Dataset rows for apps and sites
________________
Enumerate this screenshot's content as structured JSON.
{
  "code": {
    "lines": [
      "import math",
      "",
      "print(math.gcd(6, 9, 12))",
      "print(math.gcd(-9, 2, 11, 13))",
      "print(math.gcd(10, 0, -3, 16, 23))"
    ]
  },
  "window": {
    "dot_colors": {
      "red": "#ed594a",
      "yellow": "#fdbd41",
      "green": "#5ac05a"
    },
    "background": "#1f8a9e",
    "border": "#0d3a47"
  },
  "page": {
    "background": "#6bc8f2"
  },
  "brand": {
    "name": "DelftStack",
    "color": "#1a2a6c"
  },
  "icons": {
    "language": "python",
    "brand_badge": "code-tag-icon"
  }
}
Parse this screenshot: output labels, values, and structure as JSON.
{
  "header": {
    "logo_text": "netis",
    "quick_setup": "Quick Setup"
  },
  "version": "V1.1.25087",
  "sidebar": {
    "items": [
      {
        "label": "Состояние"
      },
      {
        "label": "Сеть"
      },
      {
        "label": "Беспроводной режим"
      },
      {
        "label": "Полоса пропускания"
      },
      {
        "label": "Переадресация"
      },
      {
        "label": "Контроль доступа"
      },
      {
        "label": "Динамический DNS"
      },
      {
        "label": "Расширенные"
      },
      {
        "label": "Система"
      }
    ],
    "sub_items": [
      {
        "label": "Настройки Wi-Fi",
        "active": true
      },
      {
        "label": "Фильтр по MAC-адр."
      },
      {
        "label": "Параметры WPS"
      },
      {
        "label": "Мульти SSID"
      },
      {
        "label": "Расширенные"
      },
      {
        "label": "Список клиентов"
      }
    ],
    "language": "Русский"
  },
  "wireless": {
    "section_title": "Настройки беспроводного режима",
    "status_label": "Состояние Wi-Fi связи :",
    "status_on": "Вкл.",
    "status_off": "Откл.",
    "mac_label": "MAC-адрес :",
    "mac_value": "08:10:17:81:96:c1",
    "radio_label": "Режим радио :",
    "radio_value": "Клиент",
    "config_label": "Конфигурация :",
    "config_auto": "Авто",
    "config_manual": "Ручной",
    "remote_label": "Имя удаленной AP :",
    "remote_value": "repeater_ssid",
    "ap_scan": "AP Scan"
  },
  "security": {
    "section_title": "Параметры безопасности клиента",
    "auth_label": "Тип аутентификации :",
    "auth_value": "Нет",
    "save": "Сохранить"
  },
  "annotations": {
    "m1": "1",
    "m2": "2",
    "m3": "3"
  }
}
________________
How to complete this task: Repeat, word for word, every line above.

Reply to the task:
Enumerate this screenshot's content as structured JSON.
{
  "code": {
    "lines": [
      "import math",
      "",
      "print(math.gcd(6, 9, 12))",
      "print(math.gcd(-9, 2, 11, 13))",
      "print(math.gcd(10, 0, -3, 16, 23))"
    ]
  },
  "window": {
    "dot_colors": {
      "red": "#ed594a",
      "yellow": "#fdbd41",
      "green": "#5ac05a"
    },
    "background": "#1f8a9e",
    "border": "#0d3a47"
  },
  "page": {
    "background": "#6bc8f2"
  },
  "brand": {
    "name": "DelftStack",
    "color": "#1a2a6c"
  },
  "icons": {
    "language": "python",
    "brand_badge": "code-tag-icon"
  }
}
Parse this screenshot: output labels, values, and structure as JSON.
{
  "header": {
    "logo_text": "netis",
    "quick_setup": "Quick Setup"
  },
  "version": "V1.1.25087",
  "sidebar": {
    "items": [
      {
        "label": "Состояние"
      },
      {
        "label": "Сеть"
      },
      {
        "label": "Беспроводной режим"
      },
      {
        "label": "Полоса пропускания"
      },
      {
        "label": "Переадресация"
      },
      {
        "label": "Контроль доступа"
      },
      {
        "label": "Динамический DNS"
      },
      {
        "label": "Расширенные"
      },
      {
        "label": "Система"
      }
    ],
    "sub_items": [
      {
        "label": "Настройки Wi-Fi",
        "active": true
      },
      {
        "label": "Фильтр по MAC-адр."
      },
      {
        "label": "Параметры WPS"
      },
      {
        "label": "Мульти SSID"
      },
      {
        "label": "Расширенные"
      },
      {
        "label": "Список клиентов"
      }
    ],
    "language": "Русский"
  },
  "wireless": {
    "section_title": "Настройки беспроводного режима",
    "status_label": "Состояние Wi-Fi связи :",
    "status_on": "Вкл.",
    "status_off": "Откл.",
    "mac_label": "MAC-адрес :",
    "mac_value": "08:10:17:81:96:c1",
    "radio_label": "Режим радио :",
    "radio_value": "Клиент",
    "config_label": "Конфигурация :",
    "config_auto": "Авто",
    "config_manual": "Ручной",
    "remote_label": "Имя удаленной AP :",
    "remote_value": "repeater_ssid",
    "ap_scan": "AP Scan"
  },
  "security": {
    "section_title": "Параметры безопасности клиента",
    "auth_label": "Тип аутентификации :",
    "auth_value": "Нет",
    "save": "Сохранить"
  },
  "annotations": {
    "m1": "1",
    "m2": "2",
    "m3": "3"
  }
}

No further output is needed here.